An exposé magazine article on Paul Brinkman helped trigger Jeanne Crain’s divorce suit against him. But a similar type article about Michael Wilding ruffled Elizabeth scarcely at all. Once Michael gave her the straight of it, she simply dismissed the entire matter. It had nothing to do with their separation.
The Wildings until the last preserved an air of cameraderie which fooled many people. A photographer who spent an afternoon at ‘their home snapping magazine pictures of Liz two days before they announced their separation found them frolicking barefooted around the front yard. They were singing songs from the score of “My Fair Lady” and seemed to have not a care in the world.
Their last goodbye was neither a tearful nor a sentimental occasion. Liz drove Mike to the Los Angeles International Airport in their convertible. She walked into the terminal building with him and they said their casual goodbyes to the clicking of news cameras.
Liz, who was wearing a red sweater and tight-fitting red matador pants, kept her arms folded while pictures were being taken, but Mike dropped a tentative arm around her shoulder and smiled rather sadly down at her.
He was off to Europe for three or four months, to make two pictures. First he flew to Paris, then to the South of France for a reunion with old friends. Later he moved on to Sweden to do a picture called “Long Live the King” with director Preston Sturges.
Later this fall he will be in Vienna to do a picture with Ann Sheridan. Ironically, its title is “Lost Love,” a fitting requiem for his own marriage to Liz.
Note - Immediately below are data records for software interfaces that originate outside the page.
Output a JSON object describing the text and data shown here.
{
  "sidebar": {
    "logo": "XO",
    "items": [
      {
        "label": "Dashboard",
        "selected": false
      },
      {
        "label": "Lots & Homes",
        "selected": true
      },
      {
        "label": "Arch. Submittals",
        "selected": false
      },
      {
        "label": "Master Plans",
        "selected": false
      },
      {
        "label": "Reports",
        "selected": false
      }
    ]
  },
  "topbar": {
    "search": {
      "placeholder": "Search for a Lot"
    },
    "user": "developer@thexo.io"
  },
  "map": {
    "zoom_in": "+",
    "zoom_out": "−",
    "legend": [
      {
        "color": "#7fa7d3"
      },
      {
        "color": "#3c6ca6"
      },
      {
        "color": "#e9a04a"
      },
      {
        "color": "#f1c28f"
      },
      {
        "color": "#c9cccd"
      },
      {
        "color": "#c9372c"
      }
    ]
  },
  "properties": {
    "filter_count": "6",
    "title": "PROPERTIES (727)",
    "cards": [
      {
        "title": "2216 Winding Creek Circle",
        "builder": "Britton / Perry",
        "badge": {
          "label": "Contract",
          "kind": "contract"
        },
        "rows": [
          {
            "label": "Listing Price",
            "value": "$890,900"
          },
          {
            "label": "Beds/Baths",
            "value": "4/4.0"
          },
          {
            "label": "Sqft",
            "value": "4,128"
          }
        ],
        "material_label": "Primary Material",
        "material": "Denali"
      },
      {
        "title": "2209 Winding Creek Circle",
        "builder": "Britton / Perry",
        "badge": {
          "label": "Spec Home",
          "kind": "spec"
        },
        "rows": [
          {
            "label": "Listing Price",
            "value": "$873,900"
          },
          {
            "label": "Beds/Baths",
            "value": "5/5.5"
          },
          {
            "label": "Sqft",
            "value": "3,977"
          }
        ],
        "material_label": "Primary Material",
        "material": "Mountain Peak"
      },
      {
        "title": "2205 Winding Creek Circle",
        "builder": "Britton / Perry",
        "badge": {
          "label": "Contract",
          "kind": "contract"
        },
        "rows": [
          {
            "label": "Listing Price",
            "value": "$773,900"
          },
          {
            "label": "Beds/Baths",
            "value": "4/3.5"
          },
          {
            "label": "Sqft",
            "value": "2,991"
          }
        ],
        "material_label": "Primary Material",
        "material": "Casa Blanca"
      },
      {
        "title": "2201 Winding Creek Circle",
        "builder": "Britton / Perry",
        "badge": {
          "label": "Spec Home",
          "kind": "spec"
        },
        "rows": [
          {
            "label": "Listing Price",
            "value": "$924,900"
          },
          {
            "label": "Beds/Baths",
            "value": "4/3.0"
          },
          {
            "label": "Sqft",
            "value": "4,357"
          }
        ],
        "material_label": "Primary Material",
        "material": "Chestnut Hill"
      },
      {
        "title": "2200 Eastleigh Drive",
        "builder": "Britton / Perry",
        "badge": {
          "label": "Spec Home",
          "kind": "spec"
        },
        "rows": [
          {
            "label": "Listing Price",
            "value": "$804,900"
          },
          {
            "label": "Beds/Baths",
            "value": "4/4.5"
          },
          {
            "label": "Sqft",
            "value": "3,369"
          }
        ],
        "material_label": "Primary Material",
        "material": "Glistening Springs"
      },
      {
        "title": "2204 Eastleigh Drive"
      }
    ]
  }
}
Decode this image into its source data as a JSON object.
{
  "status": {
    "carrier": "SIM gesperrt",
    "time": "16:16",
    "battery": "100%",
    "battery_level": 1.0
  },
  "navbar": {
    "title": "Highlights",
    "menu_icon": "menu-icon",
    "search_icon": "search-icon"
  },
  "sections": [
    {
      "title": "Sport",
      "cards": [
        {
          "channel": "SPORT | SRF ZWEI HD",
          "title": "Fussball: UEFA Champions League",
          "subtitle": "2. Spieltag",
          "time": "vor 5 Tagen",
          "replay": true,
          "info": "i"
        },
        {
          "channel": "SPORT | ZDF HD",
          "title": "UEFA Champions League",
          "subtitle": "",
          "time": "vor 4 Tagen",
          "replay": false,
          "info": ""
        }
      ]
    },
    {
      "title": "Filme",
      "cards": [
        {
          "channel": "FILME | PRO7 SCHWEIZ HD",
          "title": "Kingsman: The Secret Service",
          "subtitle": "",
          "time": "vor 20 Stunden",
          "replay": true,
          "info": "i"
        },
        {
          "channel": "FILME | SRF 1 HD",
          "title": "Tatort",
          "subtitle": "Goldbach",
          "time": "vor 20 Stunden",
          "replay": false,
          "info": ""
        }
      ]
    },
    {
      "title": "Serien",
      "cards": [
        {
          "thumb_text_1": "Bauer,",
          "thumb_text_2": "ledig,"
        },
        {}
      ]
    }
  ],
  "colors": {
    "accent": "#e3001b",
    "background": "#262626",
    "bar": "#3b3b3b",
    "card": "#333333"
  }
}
A day after Mike winged out, Liz, late as usual, breathlessly showed up at the airport. Her airliner, already taxiing out on the ramp, was brought back so that she could get aboard and join the rest of the “Raintree County” company on its way to Danville, Kentucky.
Often friends or intimates of a divorcing or separated couple will express a belief that the pair may get back together again, but little such optimism marks this broken match. The friends of Liz and Mike sadly shake their heads.
“They are two such charming, likable people, and they still have an affection for each other,” they say. “But there is too much to overcome. We’re afraid—terribly afraid—that this is the end of a beautiful love affair.”
—BY DICK WILLIAMS
SEE: Elizabeth Taylor in “Giant”; Michael Wilding in “Zarak.”
It is a quote. PHOTOPLAY MAGAZINE NOVEMBER 1956